##### The data #####
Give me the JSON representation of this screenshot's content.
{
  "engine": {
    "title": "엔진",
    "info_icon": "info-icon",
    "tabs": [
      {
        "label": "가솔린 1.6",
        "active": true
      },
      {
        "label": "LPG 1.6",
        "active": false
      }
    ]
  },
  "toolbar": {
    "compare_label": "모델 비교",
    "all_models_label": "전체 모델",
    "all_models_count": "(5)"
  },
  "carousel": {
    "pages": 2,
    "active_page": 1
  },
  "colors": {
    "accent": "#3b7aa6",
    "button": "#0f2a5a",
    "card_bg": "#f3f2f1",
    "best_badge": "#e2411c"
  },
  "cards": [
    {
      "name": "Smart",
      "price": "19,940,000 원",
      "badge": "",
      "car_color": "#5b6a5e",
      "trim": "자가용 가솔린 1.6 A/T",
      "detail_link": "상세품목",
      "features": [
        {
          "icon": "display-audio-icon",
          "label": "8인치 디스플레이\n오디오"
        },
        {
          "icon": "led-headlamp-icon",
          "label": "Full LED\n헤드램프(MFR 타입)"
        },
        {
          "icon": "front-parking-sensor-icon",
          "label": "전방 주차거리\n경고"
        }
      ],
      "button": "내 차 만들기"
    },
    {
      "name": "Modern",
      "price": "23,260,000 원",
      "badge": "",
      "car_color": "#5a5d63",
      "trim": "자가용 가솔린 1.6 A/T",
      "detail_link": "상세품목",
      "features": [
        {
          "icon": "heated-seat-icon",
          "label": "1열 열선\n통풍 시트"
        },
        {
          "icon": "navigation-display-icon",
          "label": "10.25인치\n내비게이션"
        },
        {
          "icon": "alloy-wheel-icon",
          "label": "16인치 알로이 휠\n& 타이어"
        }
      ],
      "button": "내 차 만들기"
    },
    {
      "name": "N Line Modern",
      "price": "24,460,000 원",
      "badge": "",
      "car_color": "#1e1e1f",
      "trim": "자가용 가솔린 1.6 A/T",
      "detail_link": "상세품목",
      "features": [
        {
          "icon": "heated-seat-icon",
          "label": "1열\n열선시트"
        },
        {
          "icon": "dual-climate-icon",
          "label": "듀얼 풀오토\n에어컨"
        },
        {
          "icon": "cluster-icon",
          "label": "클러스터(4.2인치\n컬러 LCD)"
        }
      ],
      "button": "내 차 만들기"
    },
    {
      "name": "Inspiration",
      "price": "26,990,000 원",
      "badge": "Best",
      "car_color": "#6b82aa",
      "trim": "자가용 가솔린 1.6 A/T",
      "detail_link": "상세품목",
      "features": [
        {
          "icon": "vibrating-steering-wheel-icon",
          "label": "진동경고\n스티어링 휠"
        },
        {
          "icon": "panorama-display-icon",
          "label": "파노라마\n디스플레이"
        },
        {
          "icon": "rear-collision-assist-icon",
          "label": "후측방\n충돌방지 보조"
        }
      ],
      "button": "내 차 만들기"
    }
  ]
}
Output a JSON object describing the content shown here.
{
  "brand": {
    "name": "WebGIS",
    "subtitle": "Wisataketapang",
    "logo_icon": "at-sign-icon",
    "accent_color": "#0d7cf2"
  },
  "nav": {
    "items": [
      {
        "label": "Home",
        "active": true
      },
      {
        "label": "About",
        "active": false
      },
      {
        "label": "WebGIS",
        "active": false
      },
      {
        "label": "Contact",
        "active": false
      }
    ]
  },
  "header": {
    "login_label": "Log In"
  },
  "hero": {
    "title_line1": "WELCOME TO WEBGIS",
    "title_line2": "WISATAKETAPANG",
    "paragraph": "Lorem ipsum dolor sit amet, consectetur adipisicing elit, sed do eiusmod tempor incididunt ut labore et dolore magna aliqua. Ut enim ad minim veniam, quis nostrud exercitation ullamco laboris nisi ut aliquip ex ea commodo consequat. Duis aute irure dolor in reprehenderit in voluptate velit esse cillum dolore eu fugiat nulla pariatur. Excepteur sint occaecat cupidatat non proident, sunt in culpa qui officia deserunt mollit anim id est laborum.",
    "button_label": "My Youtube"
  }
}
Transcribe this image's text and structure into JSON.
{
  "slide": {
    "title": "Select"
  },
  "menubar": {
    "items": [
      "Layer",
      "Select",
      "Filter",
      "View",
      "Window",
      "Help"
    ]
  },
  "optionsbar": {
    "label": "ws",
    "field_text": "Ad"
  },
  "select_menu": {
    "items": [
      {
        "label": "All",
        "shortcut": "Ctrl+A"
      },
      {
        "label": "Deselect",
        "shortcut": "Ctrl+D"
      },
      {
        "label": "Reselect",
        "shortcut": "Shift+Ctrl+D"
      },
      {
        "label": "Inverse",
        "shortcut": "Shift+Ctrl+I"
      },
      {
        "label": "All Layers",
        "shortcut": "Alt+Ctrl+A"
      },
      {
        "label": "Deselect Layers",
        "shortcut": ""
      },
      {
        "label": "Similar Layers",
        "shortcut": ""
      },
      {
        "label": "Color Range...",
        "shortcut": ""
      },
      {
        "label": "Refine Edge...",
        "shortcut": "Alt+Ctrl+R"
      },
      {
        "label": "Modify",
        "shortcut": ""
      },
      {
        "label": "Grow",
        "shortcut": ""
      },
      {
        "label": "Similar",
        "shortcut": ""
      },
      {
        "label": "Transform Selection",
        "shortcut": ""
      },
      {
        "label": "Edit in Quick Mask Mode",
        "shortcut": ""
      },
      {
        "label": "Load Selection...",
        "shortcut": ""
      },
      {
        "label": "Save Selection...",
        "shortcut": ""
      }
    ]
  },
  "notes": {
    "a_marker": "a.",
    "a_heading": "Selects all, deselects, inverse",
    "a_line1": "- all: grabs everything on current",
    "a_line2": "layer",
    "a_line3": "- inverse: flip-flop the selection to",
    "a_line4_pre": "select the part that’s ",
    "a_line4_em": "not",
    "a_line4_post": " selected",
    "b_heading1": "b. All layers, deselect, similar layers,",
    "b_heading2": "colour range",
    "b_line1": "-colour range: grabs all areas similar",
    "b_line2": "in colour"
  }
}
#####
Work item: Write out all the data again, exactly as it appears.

Response to the exercise:
Give me the JSON representation of this screenshot's content.
{
  "engine": {
    "title": "엔진",
    "info_icon": "info-icon",
    "tabs": [
      {
        "label": "가솔린 1.6",
        "active": true
      },
      {
        "label": "LPG 1.6",
        "active": false
      }
    ]
  },
  "toolbar": {
    "compare_label": "모델 비교",
    "all_models_label": "전체 모델",
    "all_models_count": "(5)"
  },
  "carousel": {
    "pages": 2,
    "active_page": 1
  },
  "colors": {
    "accent": "#3b7aa6",
    "button": "#0f2a5a",
    "card_bg": "#f3f2f1",
    "best_badge": "#e2411c"
  },
  "cards": [
    {
      "name": "Smart",
      "price": "19,940,000 원",
      "badge": "",
      "car_color": "#5b6a5e",
      "trim": "자가용 가솔린 1.6 A/T",
      "detail_link": "상세품목",
      "features": [
        {
          "icon": "display-audio-icon",
          "label": "8인치 디스플레이\n오디오"
        },
        {
          "icon": "led-headlamp-icon",
          "label": "Full LED\n헤드램프(MFR 타입)"
        },
        {
          "icon": "front-parking-sensor-icon",
          "label": "전방 주차거리\n경고"
        }
      ],
      "button": "내 차 만들기"
    },
    {
      "name": "Modern",
      "price": "23,260,000 원",
      "badge": "",
      "car_color": "#5a5d63",
      "trim": "자가용 가솔린 1.6 A/T",
      "detail_link": "상세품목",
      "features": [
        {
          "icon": "heated-seat-icon",
          "label": "1열 열선\n통풍 시트"
        },
        {
          "icon": "navigation-display-icon",
          "label": "10.25인치\n내비게이션"
        },
        {
          "icon": "alloy-wheel-icon",
          "label": "16인치 알로이 휠\n& 타이어"
        }
      ],
      "button": "내 차 만들기"
    },
    {
      "name": "N Line Modern",
      "price": "24,460,000 원",
      "badge": "",
      "car_color": "#1e1e1f",
      "trim": "자가용 가솔린 1.6 A/T",
      "detail_link": "상세품목",
      "features": [
        {
          "icon": "heated-seat-icon",
          "label": "1열\n열선시트"
        },
        {
          "icon": "dual-climate-icon",
          "label": "듀얼 풀오토\n에어컨"
        },
        {
          "icon": "cluster-icon",
          "label": "클러스터(4.2인치\n컬러 LCD)"
        }
      ],
      "button": "내 차 만들기"
    },
    {
      "name": "Inspiration",
      "price": "26,990,000 원",
      "badge": "Best",
      "car_color": "#6b82aa",
      "trim": "자가용 가솔린 1.6 A/T",
      "detail_link": "상세품목",
      "features": [
        {
          "icon": "vibrating-steering-wheel-icon",
          "label": "진동경고\n스티어링 휠"
        },
        {
          "icon": "panorama-display-icon",
          "label": "파노라마\n디스플레이"
        },
        {
          "icon": "rear-collision-assist-icon",
          "label": "후측방\n충돌방지 보조"
        }
      ],
      "button": "내 차 만들기"
    }
  ]
}
Output a JSON object describing the content shown here.
{
  "brand": {
    "name": "WebGIS",
    "subtitle": "Wisataketapang",
    "logo_icon": "at-sign-icon",
    "accent_color": "#0d7cf2"
  },
  "nav": {
    "items": [
      {
        "label": "Home",
        "active": true
      },
      {
        "label": "About",
        "active": false
      },
      {
        "label": "WebGIS",
        "active": false
      },
      {
        "label": "Contact",
        "active": false
      }
    ]
  },
  "header": {
    "login_label": "Log In"
  },
  "hero": {
    "title_line1": "WELCOME TO WEBGIS",
    "title_line2": "WISATAKETAPANG",
    "paragraph": "Lorem ipsum dolor sit amet, consectetur adipisicing elit, sed do eiusmod tempor incididunt ut labore et dolore magna aliqua. Ut enim ad minim veniam, quis nostrud exercitation ullamco laboris nisi ut aliquip ex ea commodo consequat. Duis aute irure dolor in reprehenderit in voluptate velit esse cillum dolore eu fugiat nulla pariatur. Excepteur sint occaecat cupidatat non proident, sunt in culpa qui officia deserunt mollit anim id est laborum.",
    "button_label": "My Youtube"
  }
}
Transcribe this image's text and structure into JSON.
{
  "slide": {
    "title": "Select"
  },
  "menubar": {
    "items": [
      "Layer",
      "Select",
      "Filter",
      "View",
      "Window",
      "Help"
    ]
  },
  "optionsbar": {
    "label": "ws",
    "field_text": "Ad"
  },
  "select_menu": {
    "items": [
      {
        "label": "All",
        "shortcut": "Ctrl+A"
      },
      {
        "label": "Deselect",
        "shortcut": "Ctrl+D"
      },
      {
        "label": "Reselect",
        "shortcut": "Shift+Ctrl+D"
      },
      {
        "label": "Inverse",
        "shortcut": "Shift+Ctrl+I"
      },
      {
        "label": "All Layers",
        "shortcut": "Alt+Ctrl+A"
      },
      {
        "label": "Deselect Layers",
        "shortcut": ""
      },
      {
        "label": "Similar Layers",
        "shortcut": ""
      },
      {
        "label": "Color Range...",
        "shortcut": ""
      },
      {
        "label": "Refine Edge...",
        "shortcut": "Alt+Ctrl+R"
      },
      {
        "label": "Modify",
        "shortcut": ""
      },
      {
        "label": "Grow",
        "shortcut": ""
      },
      {
        "label": "Similar",
        "shortcut": ""
      },
      {
        "label": "Transform Selection",
        "shortcut": ""
      },
      {
        "label": "Edit in Quick Mask Mode",
        "shortcut": ""
      },
      {
        "label": "Load Selection...",
        "shortcut": ""
      },
      {
        "label": "Save Selection...",
        "shortcut": ""
      }
    ]
  },
  "notes": {
    "a_marker": "a.",
    "a_heading": "Selects all, deselects, inverse",
    "a_line1": "- all: grabs everything on current",
    "a_line2": "layer",
    "a_line3": "- inverse: flip-flop the selection to",
    "a_line4_pre": "select the part that’s ",
    "a_line4_em": "not",
    "a_line4_post": " selected",
    "b_heading1": "b. All layers, deselect, similar layers,",
    "b_heading2": "colour range",
    "b_line1": "-colour range: grabs all areas similar",
    "b_line2": "in colour"
  }
}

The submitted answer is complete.